When President Lyndon Johnson declared "unconditional war on poverty", his goal was to provide the opportunity for every American to enjoy the benefits of the nation's new theme: "The Great Society." The Economic Opportunity Act, signed into law by Johnson on August 20, 1964, established a network of local organizations that have been working to fulfill that dream in nearly every community in the nation.
Pittsylvania County was not be left out.... primarily because of a handful of "community action pioneers" who rode the back of that national campaign to ensure that this county was included.
Mr. Irvin Burton was one of the community leaders who spearheaded the creation of a community action agency in Pittsylvania County. The initial idea was sparked when Mr. Burton noticed an article entitled, "The War on Poverty" in a West Virginia newspaper. The article described an organization that was building a walking bridge in a rural community.

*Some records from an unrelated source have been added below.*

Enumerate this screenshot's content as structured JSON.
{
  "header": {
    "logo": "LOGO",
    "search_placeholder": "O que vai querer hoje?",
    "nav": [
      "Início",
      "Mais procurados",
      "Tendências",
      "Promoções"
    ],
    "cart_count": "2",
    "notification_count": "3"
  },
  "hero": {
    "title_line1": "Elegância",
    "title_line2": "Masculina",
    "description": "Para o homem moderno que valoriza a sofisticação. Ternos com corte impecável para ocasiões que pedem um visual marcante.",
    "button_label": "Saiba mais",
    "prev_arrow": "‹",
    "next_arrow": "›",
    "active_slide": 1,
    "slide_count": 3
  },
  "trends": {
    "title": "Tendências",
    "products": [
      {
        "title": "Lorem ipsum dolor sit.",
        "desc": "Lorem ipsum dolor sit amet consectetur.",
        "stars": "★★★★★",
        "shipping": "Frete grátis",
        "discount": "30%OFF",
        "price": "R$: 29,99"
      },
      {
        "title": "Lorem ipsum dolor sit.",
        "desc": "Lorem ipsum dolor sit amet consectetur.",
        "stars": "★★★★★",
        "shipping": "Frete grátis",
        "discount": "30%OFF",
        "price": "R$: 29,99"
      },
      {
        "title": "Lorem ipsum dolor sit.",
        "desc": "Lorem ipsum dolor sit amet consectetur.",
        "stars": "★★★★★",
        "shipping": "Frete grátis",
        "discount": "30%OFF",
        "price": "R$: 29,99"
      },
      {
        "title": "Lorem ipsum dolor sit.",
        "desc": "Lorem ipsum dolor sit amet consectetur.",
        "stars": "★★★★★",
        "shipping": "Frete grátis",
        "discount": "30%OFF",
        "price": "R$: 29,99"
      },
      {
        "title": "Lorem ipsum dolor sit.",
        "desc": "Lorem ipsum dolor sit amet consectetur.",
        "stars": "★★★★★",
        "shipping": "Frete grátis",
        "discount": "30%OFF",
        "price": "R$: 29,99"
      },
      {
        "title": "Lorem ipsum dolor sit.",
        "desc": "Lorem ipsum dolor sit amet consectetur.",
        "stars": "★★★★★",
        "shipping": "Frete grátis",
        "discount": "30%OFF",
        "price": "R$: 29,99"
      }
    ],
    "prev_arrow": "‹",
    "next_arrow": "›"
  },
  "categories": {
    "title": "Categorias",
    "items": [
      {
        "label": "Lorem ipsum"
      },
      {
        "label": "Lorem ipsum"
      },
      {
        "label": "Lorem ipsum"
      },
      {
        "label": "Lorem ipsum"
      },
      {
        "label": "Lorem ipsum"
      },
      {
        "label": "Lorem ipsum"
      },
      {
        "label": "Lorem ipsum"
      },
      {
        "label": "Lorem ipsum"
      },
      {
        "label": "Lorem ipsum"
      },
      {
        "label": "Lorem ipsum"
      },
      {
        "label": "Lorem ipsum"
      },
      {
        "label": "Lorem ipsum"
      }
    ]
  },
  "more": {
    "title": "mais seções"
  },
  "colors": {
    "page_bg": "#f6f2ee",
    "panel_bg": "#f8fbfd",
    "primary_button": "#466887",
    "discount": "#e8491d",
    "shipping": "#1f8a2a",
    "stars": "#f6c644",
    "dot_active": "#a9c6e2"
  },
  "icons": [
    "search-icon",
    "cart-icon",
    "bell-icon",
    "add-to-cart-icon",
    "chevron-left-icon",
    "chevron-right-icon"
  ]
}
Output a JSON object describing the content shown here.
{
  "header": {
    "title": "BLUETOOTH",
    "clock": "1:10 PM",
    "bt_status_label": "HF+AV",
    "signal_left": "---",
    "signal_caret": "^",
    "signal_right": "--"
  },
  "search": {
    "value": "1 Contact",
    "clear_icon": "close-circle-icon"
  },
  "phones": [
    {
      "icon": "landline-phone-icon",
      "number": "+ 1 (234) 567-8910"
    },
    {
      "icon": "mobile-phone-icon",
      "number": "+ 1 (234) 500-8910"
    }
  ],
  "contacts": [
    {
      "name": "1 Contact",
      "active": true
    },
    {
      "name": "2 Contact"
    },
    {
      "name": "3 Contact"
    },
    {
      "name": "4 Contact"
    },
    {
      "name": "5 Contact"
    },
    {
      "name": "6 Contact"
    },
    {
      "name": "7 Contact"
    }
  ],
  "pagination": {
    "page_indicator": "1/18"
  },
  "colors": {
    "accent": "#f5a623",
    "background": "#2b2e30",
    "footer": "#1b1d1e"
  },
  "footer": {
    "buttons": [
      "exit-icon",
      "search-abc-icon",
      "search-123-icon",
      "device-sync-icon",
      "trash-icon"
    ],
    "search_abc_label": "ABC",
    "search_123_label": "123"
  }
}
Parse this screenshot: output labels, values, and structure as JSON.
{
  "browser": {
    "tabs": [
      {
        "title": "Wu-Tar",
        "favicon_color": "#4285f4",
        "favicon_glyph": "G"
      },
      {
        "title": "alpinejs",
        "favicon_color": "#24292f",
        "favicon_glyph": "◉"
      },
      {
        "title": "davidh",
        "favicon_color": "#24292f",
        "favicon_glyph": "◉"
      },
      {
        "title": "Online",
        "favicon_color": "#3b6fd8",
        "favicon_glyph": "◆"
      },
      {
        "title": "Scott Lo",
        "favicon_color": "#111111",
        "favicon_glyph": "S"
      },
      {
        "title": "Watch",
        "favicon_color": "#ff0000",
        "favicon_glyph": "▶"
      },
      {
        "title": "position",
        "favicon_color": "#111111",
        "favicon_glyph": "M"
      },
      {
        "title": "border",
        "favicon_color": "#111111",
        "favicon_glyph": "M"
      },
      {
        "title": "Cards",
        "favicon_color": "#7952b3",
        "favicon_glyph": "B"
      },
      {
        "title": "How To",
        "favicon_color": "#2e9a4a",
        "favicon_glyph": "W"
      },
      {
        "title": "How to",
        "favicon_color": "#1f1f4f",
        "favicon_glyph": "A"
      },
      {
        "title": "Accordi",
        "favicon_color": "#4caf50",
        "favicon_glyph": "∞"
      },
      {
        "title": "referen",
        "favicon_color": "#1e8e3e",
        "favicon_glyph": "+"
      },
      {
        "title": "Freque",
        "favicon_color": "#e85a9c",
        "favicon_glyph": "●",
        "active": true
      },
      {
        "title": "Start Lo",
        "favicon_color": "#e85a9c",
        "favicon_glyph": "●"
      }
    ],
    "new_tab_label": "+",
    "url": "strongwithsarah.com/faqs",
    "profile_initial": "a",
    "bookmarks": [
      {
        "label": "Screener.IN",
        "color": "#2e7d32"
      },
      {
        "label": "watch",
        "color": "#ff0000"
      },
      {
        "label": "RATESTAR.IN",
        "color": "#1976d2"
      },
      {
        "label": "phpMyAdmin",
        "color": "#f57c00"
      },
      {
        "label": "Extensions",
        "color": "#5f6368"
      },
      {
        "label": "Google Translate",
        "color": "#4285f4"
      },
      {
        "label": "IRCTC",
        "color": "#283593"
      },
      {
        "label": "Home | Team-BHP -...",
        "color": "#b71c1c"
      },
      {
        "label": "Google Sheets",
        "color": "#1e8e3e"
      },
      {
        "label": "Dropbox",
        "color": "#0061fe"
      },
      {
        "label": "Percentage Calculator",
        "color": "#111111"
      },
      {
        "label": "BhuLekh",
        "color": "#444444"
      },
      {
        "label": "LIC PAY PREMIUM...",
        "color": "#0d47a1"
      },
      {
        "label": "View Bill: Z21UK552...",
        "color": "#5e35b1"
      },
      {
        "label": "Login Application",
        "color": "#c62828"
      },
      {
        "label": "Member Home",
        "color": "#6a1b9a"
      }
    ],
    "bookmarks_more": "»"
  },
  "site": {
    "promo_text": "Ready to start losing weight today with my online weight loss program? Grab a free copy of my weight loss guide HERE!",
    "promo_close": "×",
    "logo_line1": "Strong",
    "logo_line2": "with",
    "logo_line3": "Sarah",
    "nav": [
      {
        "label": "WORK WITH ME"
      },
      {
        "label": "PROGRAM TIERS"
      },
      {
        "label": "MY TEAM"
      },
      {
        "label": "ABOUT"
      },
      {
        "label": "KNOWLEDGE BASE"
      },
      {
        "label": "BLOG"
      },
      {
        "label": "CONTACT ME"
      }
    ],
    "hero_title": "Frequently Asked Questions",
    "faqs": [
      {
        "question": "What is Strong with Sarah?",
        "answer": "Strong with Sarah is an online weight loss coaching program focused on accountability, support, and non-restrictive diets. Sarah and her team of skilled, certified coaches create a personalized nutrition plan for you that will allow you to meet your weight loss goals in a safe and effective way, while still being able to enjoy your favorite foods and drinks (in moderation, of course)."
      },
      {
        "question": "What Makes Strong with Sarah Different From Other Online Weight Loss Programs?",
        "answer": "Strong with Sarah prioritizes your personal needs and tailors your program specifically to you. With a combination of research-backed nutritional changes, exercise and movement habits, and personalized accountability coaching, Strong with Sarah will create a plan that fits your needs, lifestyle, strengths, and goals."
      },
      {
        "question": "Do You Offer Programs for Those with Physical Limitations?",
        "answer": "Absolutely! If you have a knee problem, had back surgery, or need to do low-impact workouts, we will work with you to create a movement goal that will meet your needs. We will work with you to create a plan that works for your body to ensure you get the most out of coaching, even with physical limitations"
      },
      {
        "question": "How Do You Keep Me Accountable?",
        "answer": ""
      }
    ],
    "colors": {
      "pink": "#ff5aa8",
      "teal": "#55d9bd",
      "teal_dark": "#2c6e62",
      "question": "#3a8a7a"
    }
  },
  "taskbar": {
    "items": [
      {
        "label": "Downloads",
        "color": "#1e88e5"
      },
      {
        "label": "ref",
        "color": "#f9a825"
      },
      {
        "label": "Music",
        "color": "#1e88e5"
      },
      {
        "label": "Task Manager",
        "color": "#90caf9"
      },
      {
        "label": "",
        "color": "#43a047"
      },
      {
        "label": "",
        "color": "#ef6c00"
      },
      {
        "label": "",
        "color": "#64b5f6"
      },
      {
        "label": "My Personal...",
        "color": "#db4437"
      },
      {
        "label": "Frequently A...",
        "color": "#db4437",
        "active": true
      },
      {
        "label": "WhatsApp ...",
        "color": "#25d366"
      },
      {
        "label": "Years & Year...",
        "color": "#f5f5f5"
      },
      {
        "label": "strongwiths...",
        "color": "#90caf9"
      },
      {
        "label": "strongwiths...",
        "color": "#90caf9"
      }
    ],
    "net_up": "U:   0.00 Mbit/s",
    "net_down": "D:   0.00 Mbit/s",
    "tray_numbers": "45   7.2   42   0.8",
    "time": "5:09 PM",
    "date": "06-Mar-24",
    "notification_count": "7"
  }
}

Not only was this community improvement, but it was providing jobs for the unemployed in the community.
Burton said he read the article with "great interest” and due to tremendous insight on his part, he recognized how this new type of organization, called a community action agency, could benefit Pittsylvania County.
Mr. Burton went to see Mr. Frank Walton, the supervisor for the Dan River District at that time. Mr. Walton expressed interest in the idea and made a few contacts of his own. Mr. James Combs, Superintendent of Pittsylvania County Schools, was one of those contacts. Realizing it would be of great advantage to the school system if the area could benefit from the different federal programs which were available, Mr. Combs pledged his support.
Support grew within the community and a meeting was held to initiate plans to organize a community action agency in Pittsylvania County. Attending the meeting were the members of the Board of Supervisors, School Superintendent Combs, Assistant School Superintendent Charles Hagberg, and many community representatives, including Mr. Burton, Mr. Clyde Banks (President of the NAACP), Reverend Frank Greene, Mr. Jesse Clark, members of the NAACP, Mr. Albert Tippet (Principal of Northside High School), and Mr. William Turner (Principal of Southside High School).
Following these meetings, Mr. Clyde Banks was elected to be the first president of the Board of Directors, and Mr. Burton, who were members of the Personnel Committee, hired Mr. Robert Dirk as the first Executive Director of PCCA.
Since that time, there have been three Executive Directors, including Mr. Kenneth Thorson, Rev. Charles Miller, Mr. Sherman Saunders, and Everlena B. Ross, present Executive Director.
Over the years, PCCA staff have increased to over 100 employees, with agency components doubling in size and/or operations.
PCCA has become a multi-jurisdiction agency. This agency is the designated Community Action for Pittsylvania County, the City of Danville, the City of Martinsville, and Henry County.
PCCA's success as a human service provider is evidenced by its continuing growth, the acceptance and respect it receives from the communities it serves and its ability to move forward undaunted by adversities.